The garden is on three levels connected by stone steps. The highest level is a gravel terrace facing the manor house. On the edge of the highest level are carved box hedges that demarcate that level’s boundary, and act as the defining feature of the second level.
This second level is in turn divided into two parts. The first, symmetrical and centered with respect to the house, is an Italian garden outlined by box hedges (Buxus sempervirens), and punctuated by taller and sculpted box hedges in the shape of armchairs and geometric figures. The second part of this level, known as the “English garden,” is a yew grove (Taxus baccata). Its western border, which is regularly trimmed, forms a green wall that marks the border and defines the symmetrical disposition of the Italian garden. Although the structure of the English garden is created by the yews, there are other mature plants within it. These include a local walnut tree (Juglans regia), a very harmonious American walnut tree (Juglans nigra), a pawlonia (Pawlonia tomentosa), and a young Camphor Laurel plant (Cinnamomum camphora). In mid-April, a beautiful Peony Arborea (Suffruticosa) brightens the twilight of the grove with its bloom.
The third level consists of a small plantation of fruit and olive trees.

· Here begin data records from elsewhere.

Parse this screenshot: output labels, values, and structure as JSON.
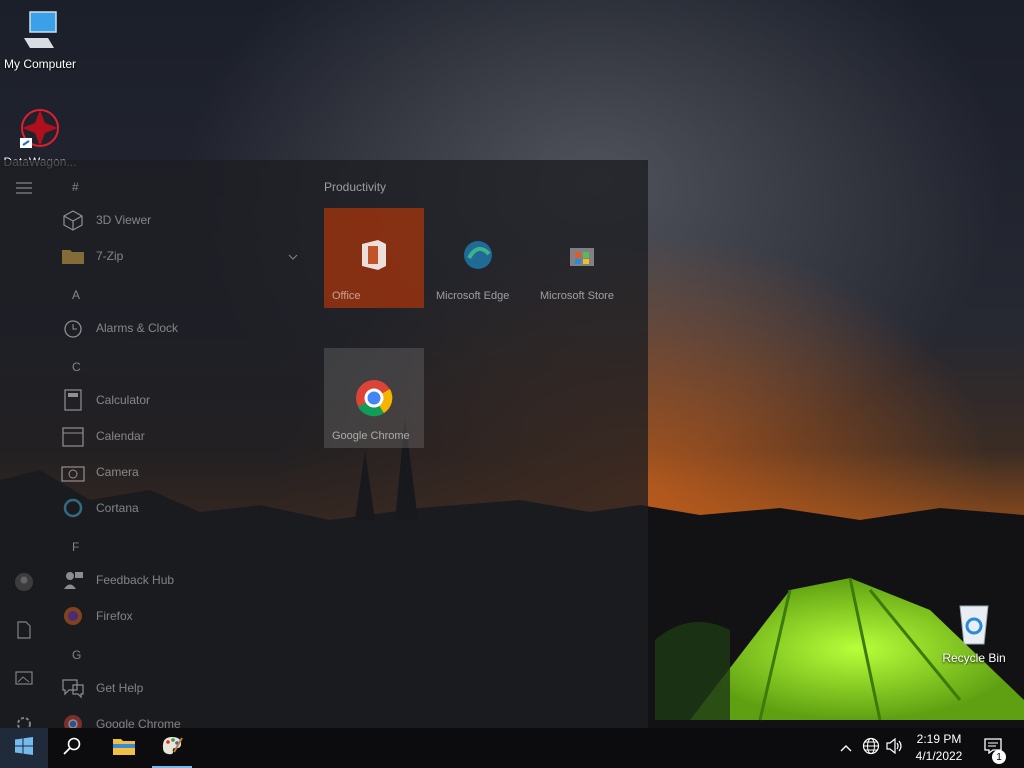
{
  "desktop": {
    "icons": [
      {
        "label": "My Computer"
      },
      {
        "label": "DataWagon..."
      },
      {
        "label": "Recycle Bin"
      }
    ]
  },
  "start_menu": {
    "groups": [
      {
        "letter": "#"
      },
      {
        "letter": "A"
      },
      {
        "letter": "C"
      },
      {
        "letter": "F"
      },
      {
        "letter": "G"
      }
    ],
    "apps": [
      {
        "label": "3D Viewer",
        "icon": "cube-icon"
      },
      {
        "label": "7-Zip",
        "icon": "folder-icon"
      },
      {
        "label": "Alarms & Clock",
        "icon": "clock-icon"
      },
      {
        "label": "Calculator",
        "icon": "calculator-icon"
      },
      {
        "label": "Calendar",
        "icon": "calendar-icon"
      },
      {
        "label": "Camera",
        "icon": "camera-icon"
      },
      {
        "label": "Cortana",
        "icon": "cortana-icon"
      },
      {
        "label": "Feedback Hub",
        "icon": "feedback-icon"
      },
      {
        "label": "Firefox",
        "icon": "firefox-icon"
      },
      {
        "label": "Get Help",
        "icon": "help-icon"
      },
      {
        "label": "Google Chrome",
        "icon": "chrome-icon"
      }
    ],
    "tile_group_title": "Productivity",
    "tiles": [
      {
        "label": "Office",
        "color": "#d83b01"
      },
      {
        "label": "Microsoft Edge"
      },
      {
        "label": "Microsoft Store"
      },
      {
        "label": "Google Chrome"
      }
    ]
  },
  "taskbar": {
    "clock_time": "2:19 PM",
    "clock_date": "4/1/2022",
    "notification_count": "1",
    "accent": "#76b9ed"
  }
}
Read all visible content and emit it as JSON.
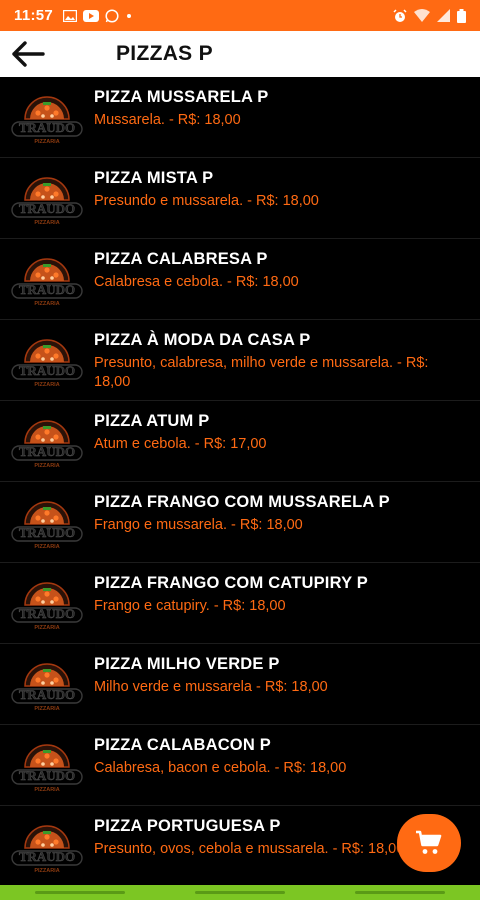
{
  "status_bar": {
    "time": "11:57",
    "left_icons": [
      "gallery-icon",
      "youtube-icon",
      "whatsapp-icon",
      "notification-dot-icon"
    ],
    "right_icons": [
      "alarm-icon",
      "wifi-icon",
      "signal-icon",
      "battery-icon"
    ]
  },
  "app_bar": {
    "title": "PIZZAS P",
    "back_icon": "arrow-left-icon"
  },
  "colors": {
    "accent": "#ff6a13",
    "background": "#000000",
    "nav_bar": "#7cc623",
    "app_bar": "#ffffff"
  },
  "items": [
    {
      "name": "PIZZA MUSSARELA P",
      "description": "Mussarela. - R$: 18,00"
    },
    {
      "name": "PIZZA MISTA P",
      "description": "Presundo e mussarela. - R$: 18,00"
    },
    {
      "name": "PIZZA CALABRESA P",
      "description": "Calabresa e cebola. - R$: 18,00"
    },
    {
      "name": "PIZZA À MODA DA CASA P",
      "description": "Presunto, calabresa,  milho verde e mussarela.  - R$: 18,00"
    },
    {
      "name": "PIZZA ATUM P",
      "description": "Atum e cebola. - R$: 17,00"
    },
    {
      "name": "PIZZA FRANGO COM MUSSARELA P",
      "description": "Frango e mussarela. - R$: 18,00"
    },
    {
      "name": "PIZZA FRANGO COM CATUPIRY P",
      "description": "Frango e catupiry. - R$: 18,00"
    },
    {
      "name": "PIZZA MILHO VERDE  P",
      "description": "Milho verde e mussarela - R$: 18,00"
    },
    {
      "name": "PIZZA CALABACON P",
      "description": "Calabresa, bacon e cebola. - R$: 18,00"
    },
    {
      "name": "PIZZA PORTUGUESA P",
      "description": "Presunto, ovos, cebola e mussarela. - R$: 18,00"
    }
  ],
  "fab": {
    "icon": "shopping-cart-icon"
  }
}
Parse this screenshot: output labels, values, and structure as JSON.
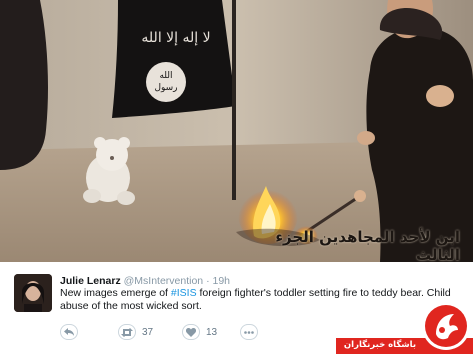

The walled vegetable garden is set much lower(about 5 meters) than the garden. This is a typical example of “hortus conclusus.” This is a structure created in the Middle Ages and found especially in the monasteries. It follows the prescriptions of the Rule of San Benedetto of Norcia, dictated by San Benedetto in 534 AD. It is an area with a part dedicated to each of vegetable gardens (horti), orchards (Pomaria), gardens with trees (viridaria) and finally medicinal herbs (herbaria).
Within the boundaries of this area, there are also vineyards. Some vineyards include pergolas, fruit trees, and a small fish pond. A series of water channels with a sink runs at the edge of the vegetable garden and allows irrigation.
Further downhill from the vegetable garden, there is a triangular field dominated by a large oak at its apex. This marks the extreme outer boundary of the property. Until a few years ago this area was an apple orchard. Because of the progressive aging of plants, fruit plants have been reintroduced to restore the traditional “prà giardin” characteristic of this type of property.